What you are asked to do: Output all of the lines below exactly, and leave out each image.

Data records for software interfaces:
========================================================================

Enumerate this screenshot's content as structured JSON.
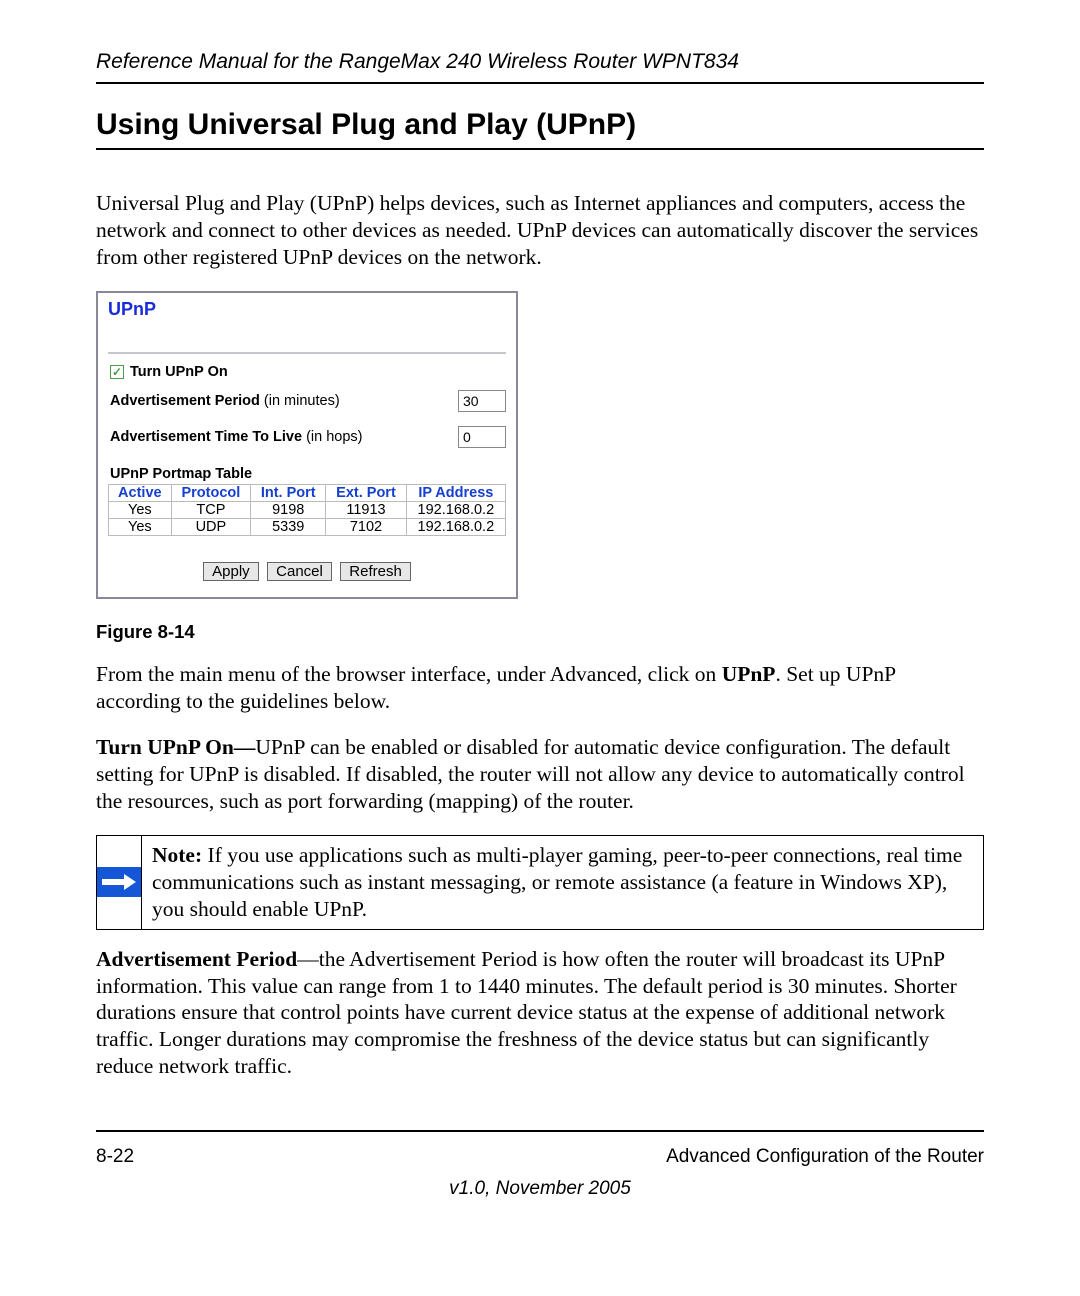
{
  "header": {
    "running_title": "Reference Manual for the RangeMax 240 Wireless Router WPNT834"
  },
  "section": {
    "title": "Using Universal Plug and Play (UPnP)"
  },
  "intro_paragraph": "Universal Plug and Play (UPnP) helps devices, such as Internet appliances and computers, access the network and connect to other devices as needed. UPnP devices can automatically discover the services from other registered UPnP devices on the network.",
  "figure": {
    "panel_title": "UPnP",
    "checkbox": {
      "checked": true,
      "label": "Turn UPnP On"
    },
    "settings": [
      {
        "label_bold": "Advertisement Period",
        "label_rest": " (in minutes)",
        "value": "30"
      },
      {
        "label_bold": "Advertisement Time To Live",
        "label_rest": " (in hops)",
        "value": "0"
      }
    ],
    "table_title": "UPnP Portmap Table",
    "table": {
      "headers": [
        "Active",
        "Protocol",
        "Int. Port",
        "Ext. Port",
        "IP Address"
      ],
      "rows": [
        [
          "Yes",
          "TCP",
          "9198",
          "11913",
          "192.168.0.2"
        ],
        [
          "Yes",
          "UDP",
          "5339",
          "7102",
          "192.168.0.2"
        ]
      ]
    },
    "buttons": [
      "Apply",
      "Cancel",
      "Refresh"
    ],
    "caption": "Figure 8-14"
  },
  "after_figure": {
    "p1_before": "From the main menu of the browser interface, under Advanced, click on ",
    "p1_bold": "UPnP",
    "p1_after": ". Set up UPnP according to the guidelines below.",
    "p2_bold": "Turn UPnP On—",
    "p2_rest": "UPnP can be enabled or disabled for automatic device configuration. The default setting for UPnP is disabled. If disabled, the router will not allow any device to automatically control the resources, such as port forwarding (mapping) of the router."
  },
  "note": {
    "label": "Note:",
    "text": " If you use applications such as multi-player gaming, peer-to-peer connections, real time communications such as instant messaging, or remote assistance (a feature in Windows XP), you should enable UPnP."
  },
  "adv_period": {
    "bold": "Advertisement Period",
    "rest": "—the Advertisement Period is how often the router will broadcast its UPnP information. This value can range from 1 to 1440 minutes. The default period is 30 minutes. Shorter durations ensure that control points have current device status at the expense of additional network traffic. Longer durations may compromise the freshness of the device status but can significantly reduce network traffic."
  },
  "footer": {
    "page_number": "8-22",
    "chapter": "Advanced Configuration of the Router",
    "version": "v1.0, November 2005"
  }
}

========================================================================

Output of the task:
Enumerate this screenshot's content as structured JSON.
{
  "header": {
    "running_title": "Reference Manual for the RangeMax 240 Wireless Router WPNT834"
  },
  "section": {
    "title": "Using Universal Plug and Play (UPnP)"
  },
  "intro_paragraph": "Universal Plug and Play (UPnP) helps devices, such as Internet appliances and computers, access the network and connect to other devices as needed. UPnP devices can automatically discover the services from other registered UPnP devices on the network.",
  "figure": {
    "panel_title": "UPnP",
    "checkbox": {
      "checked": true,
      "label": "Turn UPnP On"
    },
    "settings": [
      {
        "label_bold": "Advertisement Period",
        "label_rest": " (in minutes)",
        "value": "30"
      },
      {
        "label_bold": "Advertisement Time To Live",
        "label_rest": " (in hops)",
        "value": "0"
      }
    ],
    "table_title": "UPnP Portmap Table",
    "table": {
      "headers": [
        "Active",
        "Protocol",
        "Int. Port",
        "Ext. Port",
        "IP Address"
      ],
      "rows": [
        [
          "Yes",
          "TCP",
          "9198",
          "11913",
          "192.168.0.2"
        ],
        [
          "Yes",
          "UDP",
          "5339",
          "7102",
          "192.168.0.2"
        ]
      ]
    },
    "buttons": [
      "Apply",
      "Cancel",
      "Refresh"
    ],
    "caption": "Figure 8-14"
  },
  "after_figure": {
    "p1_before": "From the main menu of the browser interface, under Advanced, click on ",
    "p1_bold": "UPnP",
    "p1_after": ". Set up UPnP according to the guidelines below.",
    "p2_bold": "Turn UPnP On—",
    "p2_rest": "UPnP can be enabled or disabled for automatic device configuration. The default setting for UPnP is disabled. If disabled, the router will not allow any device to automatically control the resources, such as port forwarding (mapping) of the router."
  },
  "note": {
    "label": "Note:",
    "text": " If you use applications such as multi-player gaming, peer-to-peer connections, real time communications such as instant messaging, or remote assistance (a feature in Windows XP), you should enable UPnP."
  },
  "adv_period": {
    "bold": "Advertisement Period",
    "rest": "—the Advertisement Period is how often the router will broadcast its UPnP information. This value can range from 1 to 1440 minutes. The default period is 30 minutes. Shorter durations ensure that control points have current device status at the expense of additional network traffic. Longer durations may compromise the freshness of the device status but can significantly reduce network traffic."
  },
  "footer": {
    "page_number": "8-22",
    "chapter": "Advanced Configuration of the Router",
    "version": "v1.0, November 2005"
  }
}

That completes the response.